Fashion > Fashion Design (Womenswear)
Engineering > Engineering Design
Creative Arts and Design > Textile Design
Creative Arts and Design > Metal Crafts
Creative Arts and Design > Creative Arts and Design not elsewhere classified]
Touch is our most neglected sense. We are always touching something and being touched in return, but we seldom think about it. Scientists know less about the workings of touch than about our other senses. Touch can produce delightful sensations or uncomfortable reactions. The right touch can make us feel secure, happy, loved. But social taboos and new technologies often seem to get in the way of human contact. Many of our ordinary interactions with the world make poor use of our sense of touch. Using a computer keyboard, flicking a light switch or pushing a door provide few tactile rewards.
However, designers are now creating novel objects that engage more playfully with the touch senses. Some explore unexpected materials combined with the other senses. Some reinvent how we use objects and technologies in order to produce more satisfying encounters. Some are even creating designs that aspire to promote richer human relationships.
Touch Me is a V&A and Wellcome Trust exhibition. Many of the objects in Touch Me had been lent by international designers. Two items of mine were exhibited in the bedroom section of the exhibition with the invitation to 'PRESS ME':
LED shoes designed were made by Steve McIntyre for Dr Jenny Tillotson 2003. The Sensitive Shoes stimulate the soles of your feet as you walk leaving a subtle glow from the under sole.
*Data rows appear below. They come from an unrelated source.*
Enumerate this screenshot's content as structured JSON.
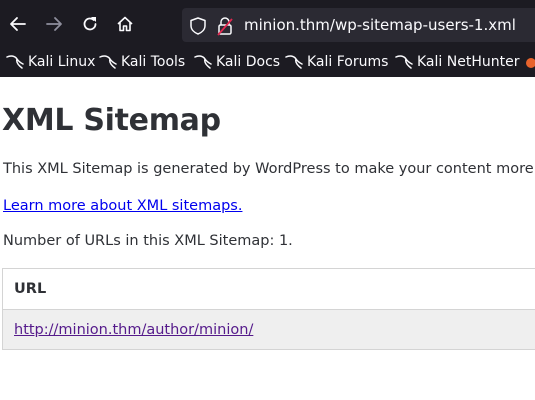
{
  "browser": {
    "url": "minion.thm/wp-sitemap-users-1.xml",
    "bookmarks": [
      {
        "label": "Kali Linux"
      },
      {
        "label": "Kali Tools"
      },
      {
        "label": "Kali Docs"
      },
      {
        "label": "Kali Forums"
      },
      {
        "label": "Kali NetHunter"
      }
    ],
    "colors": {
      "chrome": "#1c1b22",
      "urlbar": "#2b2a33",
      "overflow_icon": "#e8632c"
    },
    "icons": [
      "back-arrow-icon",
      "forward-arrow-icon",
      "reload-icon",
      "home-icon",
      "shield-icon",
      "lock-icon",
      "kali-dragon-icon"
    ]
  },
  "page": {
    "title": "XML Sitemap",
    "description": "This XML Sitemap is generated by WordPress to make your content more vis",
    "learn_more_link": "Learn more about XML sitemaps.",
    "url_count_text": "Number of URLs in this XML Sitemap: 1.",
    "table": {
      "header": "URL",
      "rows": [
        {
          "url": "http://minion.thm/author/minion/"
        }
      ]
    }
  }
}
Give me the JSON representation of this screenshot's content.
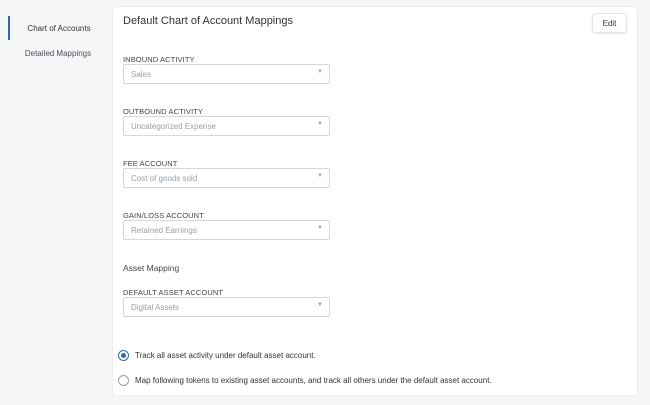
{
  "sidebar": {
    "items": [
      {
        "label": "Chart of Accounts",
        "active": true
      },
      {
        "label": "Detailed Mappings",
        "active": false
      }
    ]
  },
  "panel": {
    "title": "Default Chart of Account Mappings",
    "edit_label": "Edit"
  },
  "fields": [
    {
      "label": "INBOUND ACTIVITY",
      "value": "Sales"
    },
    {
      "label": "OUTBOUND ACTIVITY",
      "value": "Uncategorized Expense"
    },
    {
      "label": "FEE ACCOUNT",
      "value": "Cost of goods sold"
    },
    {
      "label": "GAIN/LOSS ACCOUNT",
      "value": "Retained Earnings"
    }
  ],
  "asset_mapping": {
    "heading": "Asset Mapping",
    "default_label": "DEFAULT ASSET ACCOUNT",
    "default_value": "Digital Assets",
    "options": [
      {
        "label": "Track all asset activity under default asset account.",
        "checked": true
      },
      {
        "label": "Map following tokens to existing asset accounts, and track all others under the default asset account.",
        "checked": false
      }
    ]
  },
  "colors": {
    "accent": "#2b6cb0",
    "page_bg": "#f5f6f8",
    "panel_bg": "#ffffff"
  },
  "icons": {
    "select_chevron": "chevron-down-icon"
  }
}
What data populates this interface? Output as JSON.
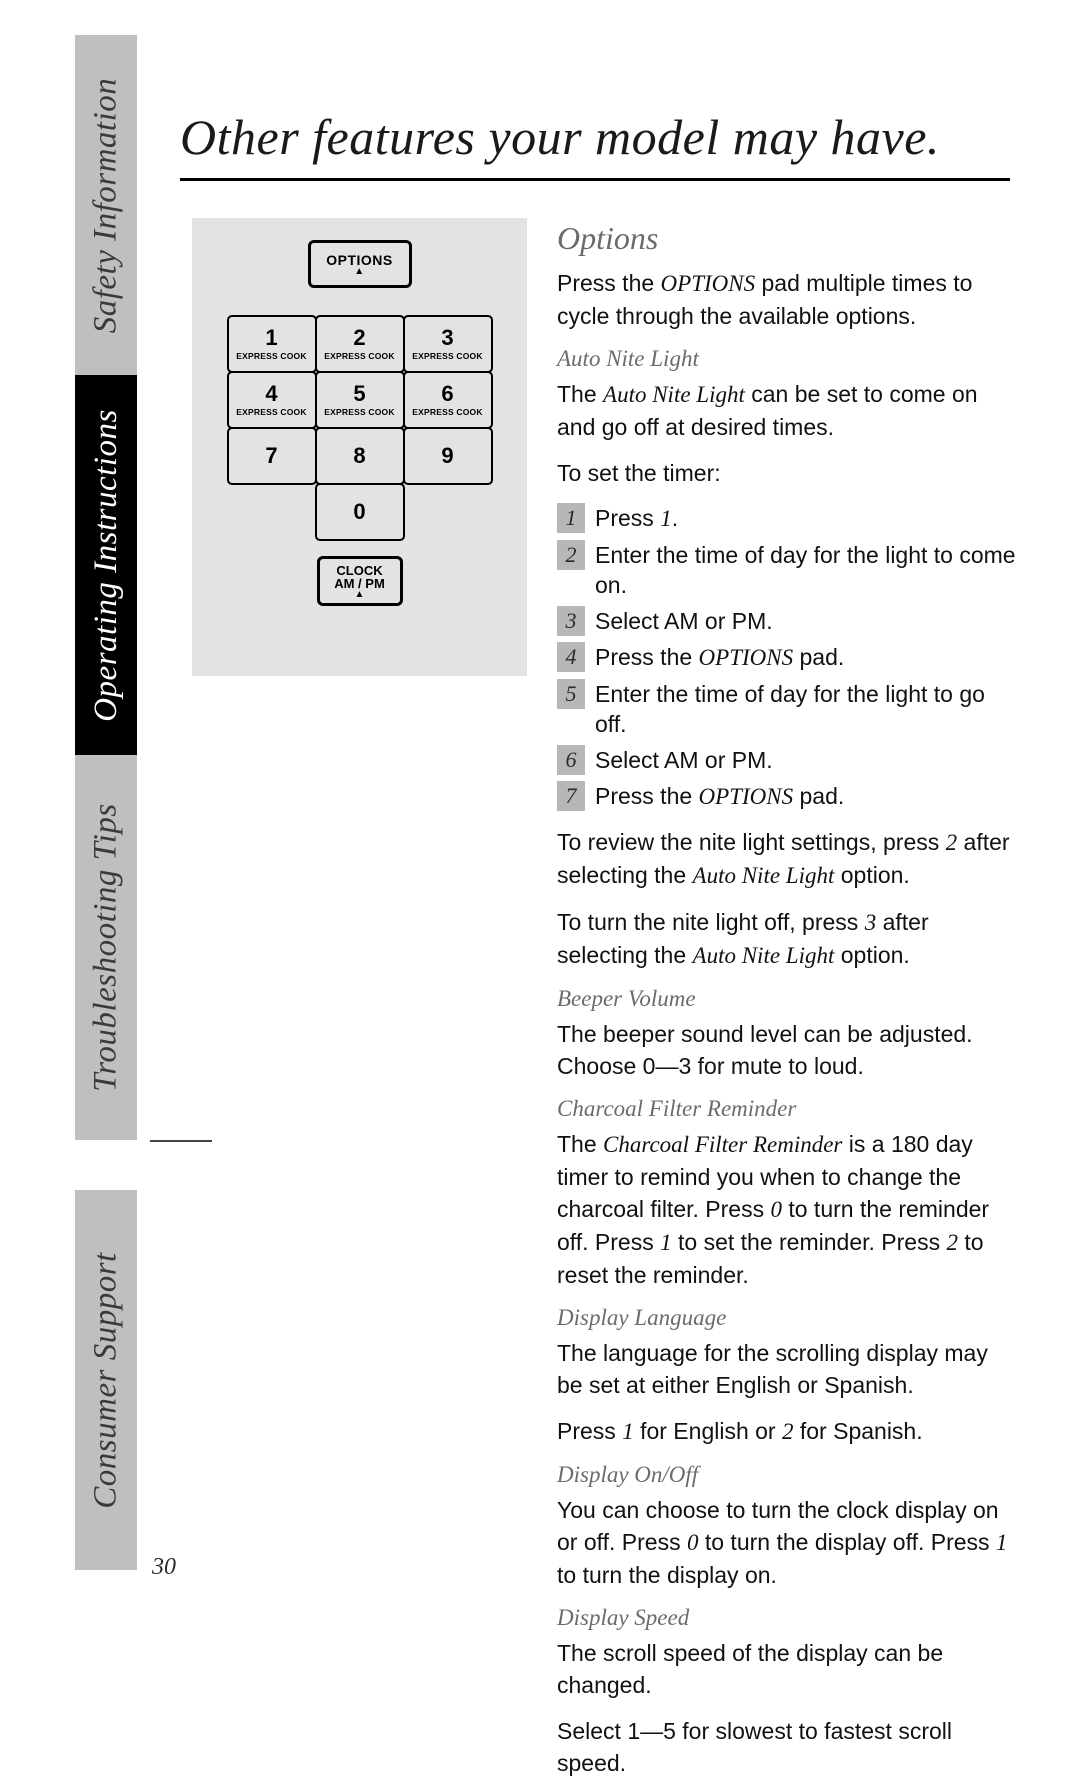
{
  "page_number": "30",
  "title": "Other features your model may have.",
  "tabs": {
    "safety": "Safety Information",
    "operating": "Operating Instructions",
    "troubleshooting": "Troubleshooting Tips",
    "consumer": "Consumer Support"
  },
  "keypad": {
    "options_label": "OPTIONS",
    "clock_line1": "CLOCK",
    "clock_line2": "AM / PM",
    "express": "EXPRESS COOK",
    "keys": [
      "1",
      "2",
      "3",
      "4",
      "5",
      "6",
      "7",
      "8",
      "9",
      "0"
    ]
  },
  "options": {
    "heading": "Options",
    "intro_a": "Press the ",
    "intro_b": "OPTIONS",
    "intro_c": " pad multiple times to cycle through the available options.",
    "auto_nite": {
      "heading": "Auto Nite Light",
      "desc_a": "The ",
      "desc_b": "Auto Nite Light",
      "desc_c": " can be set to come on and go off at desired times.",
      "to_set": "To set the timer:",
      "steps": [
        {
          "n": "1",
          "a": "Press ",
          "b": "1",
          "c": "."
        },
        {
          "n": "2",
          "a": "Enter the time of day for the light to come on.",
          "b": "",
          "c": ""
        },
        {
          "n": "3",
          "a": "Select AM or PM.",
          "b": "",
          "c": ""
        },
        {
          "n": "4",
          "a": "Press the ",
          "b": "OPTIONS",
          "c": " pad."
        },
        {
          "n": "5",
          "a": "Enter the time of day for the light to go off.",
          "b": "",
          "c": ""
        },
        {
          "n": "6",
          "a": "Select AM or PM.",
          "b": "",
          "c": ""
        },
        {
          "n": "7",
          "a": "Press the ",
          "b": "OPTIONS",
          "c": " pad."
        }
      ],
      "review_a": "To review the nite light settings, press ",
      "review_b": "2",
      "review_c": " after selecting the ",
      "review_d": "Auto Nite Light",
      "review_e": " option.",
      "off_a": "To turn the nite light off, press ",
      "off_b": "3",
      "off_c": " after selecting the ",
      "off_d": "Auto Nite Light",
      "off_e": " option."
    },
    "beeper": {
      "heading": "Beeper Volume",
      "body": "The beeper sound level can be adjusted. Choose 0—3 for mute to loud."
    },
    "charcoal": {
      "heading": "Charcoal Filter Reminder",
      "a": "The ",
      "b": "Charcoal Filter Reminder",
      "c": " is a 180 day timer to remind you when to change the charcoal filter. Press ",
      "d": "0",
      "e": " to turn the reminder off. Press ",
      "f": "1",
      "g": " to set the reminder. Press ",
      "h": "2",
      "i": " to reset the reminder."
    },
    "language": {
      "heading": "Display Language",
      "body": "The language for the scrolling display may be set at either English or Spanish.",
      "p2_a": "Press ",
      "p2_b": "1",
      "p2_c": " for English or ",
      "p2_d": "2",
      "p2_e": " for Spanish."
    },
    "display_onoff": {
      "heading": "Display On/Off",
      "a": "You can choose to turn the clock display on or off. Press ",
      "b": "0",
      "c": " to turn the display off. Press ",
      "d": "1",
      "e": " to turn the display on."
    },
    "display_speed": {
      "heading": "Display Speed",
      "body1": "The scroll speed of the display can be changed.",
      "body2": "Select 1—5 for slowest to fastest scroll speed."
    }
  }
}
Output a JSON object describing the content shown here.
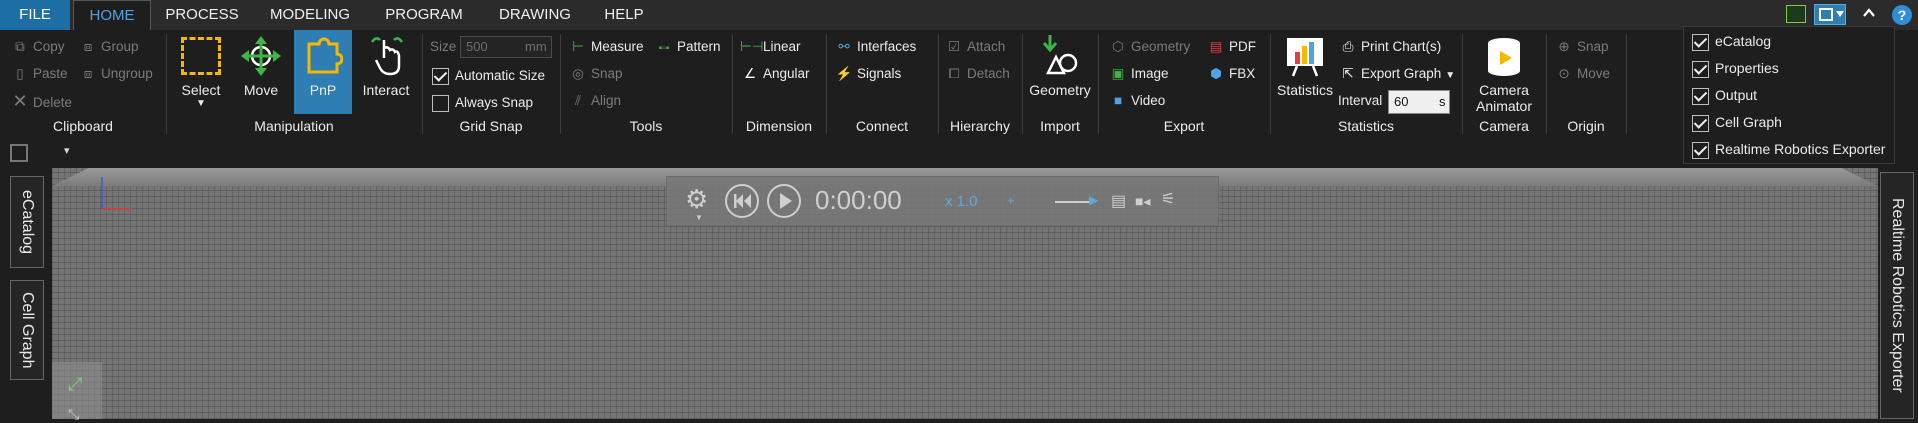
{
  "menu": {
    "tabs": [
      "FILE",
      "HOME",
      "PROCESS",
      "MODELING",
      "PROGRAM",
      "DRAWING",
      "HELP"
    ],
    "active": "HOME"
  },
  "ribbon": {
    "clipboard": {
      "label": "Clipboard",
      "copy": "Copy",
      "paste": "Paste",
      "delete": "Delete",
      "group": "Group",
      "ungroup": "Ungroup"
    },
    "manipulation": {
      "label": "Manipulation",
      "select": "Select",
      "move": "Move",
      "pnp": "PnP",
      "interact": "Interact"
    },
    "grid_snap": {
      "label": "Grid Snap",
      "size_label": "Size",
      "size_placeholder": "500",
      "size_unit": "mm",
      "automatic_size": "Automatic Size",
      "always_snap": "Always Snap",
      "automatic_size_checked": true,
      "always_snap_checked": false
    },
    "tools": {
      "label": "Tools",
      "measure": "Measure",
      "pattern": "Pattern",
      "snap": "Snap",
      "align": "Align"
    },
    "dimension": {
      "label": "Dimension",
      "linear": "Linear",
      "angular": "Angular"
    },
    "connect": {
      "label": "Connect",
      "interfaces": "Interfaces",
      "signals": "Signals"
    },
    "hierarchy": {
      "label": "Hierarchy",
      "attach": "Attach",
      "detach": "Detach"
    },
    "import": {
      "label": "Import",
      "geometry": "Geometry"
    },
    "export": {
      "label": "Export",
      "geometry": "Geometry",
      "image": "Image",
      "video": "Video",
      "pdf": "PDF",
      "fbx": "FBX"
    },
    "statistics": {
      "label": "Statistics",
      "statistics": "Statistics",
      "print_charts": "Print Chart(s)",
      "export_graph": "Export Graph",
      "interval_label": "Interval",
      "interval_value": "60",
      "interval_unit": "s"
    },
    "camera": {
      "label": "Camera",
      "camera_animator_1": "Camera",
      "camera_animator_2": "Animator"
    },
    "origin": {
      "label": "Origin",
      "snap": "Snap",
      "move": "Move"
    }
  },
  "panel_menu": {
    "items": [
      {
        "label": "eCatalog",
        "checked": true
      },
      {
        "label": "Properties",
        "checked": true
      },
      {
        "label": "Output",
        "checked": true
      },
      {
        "label": "Cell Graph",
        "checked": true
      },
      {
        "label": "Realtime Robotics Exporter",
        "checked": true
      }
    ]
  },
  "side_tabs": {
    "left": [
      "eCatalog",
      "Cell Graph"
    ],
    "right": [
      "Realtime Robotics Exporter"
    ]
  },
  "playback": {
    "time": "0:00:00",
    "speed": "x 1.0"
  },
  "help_glyph": "?",
  "colors": {
    "accent": "#1c6ea4",
    "active_tab_text": "#4fa3e0",
    "pnp_bg": "#2e7db3"
  }
}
Reflexology pressure points believed to signal your centre of emotional energy are activated. In this way the act of walking is healing.
Smart Second Skin Dress
Dress designed by Adeline Andre for Dr Jenny Tillotson 2003. This dress offers health and wellbeing through multi-sensory experiences. It allows you to control your emotional and physical wellbeing, trigger memories, or create personal sensory environments. Viewers were invited to stand on a selection of floor pads until you smell different pleasurable fragrances creating your own perosnal 'scent bubble'.
|Other Corporate or Group Contributors:|
|Type of Research:||Show/Exhibition|
|Keywords/subjects not otherwise listed:||multi-sensory, scent, second skin, reflexology, massage, touch, emotional and physical wellbeing, colour, triggerable memories, sensory environments, emotional energy, healing|
|Your affiliations with UAL:||Colleges > Central Saint Martins College of Art and Design|
Colleges > Central Saint Martins College of Art and Design
Research Centres/Networks > Textiles Futures Research Centre (TFRC)
Research Projects > Scentsory Design®
|Date:||16 August 2005|
|Funders:||V&A, Wellcome Trust|
|Related Websites:||http://www.vam.ac.uk/vastatic/microsites/1376_touch_me/, http://www.smartsecondskin.com/main/sensitiveshoes.htm|
|Locations / Venues:|
|Deposited By:||Jenny Tillotson|
|Deposited On:||25 Jun 2012 15:28|
|Last Modified:||26 May 2015 07:37|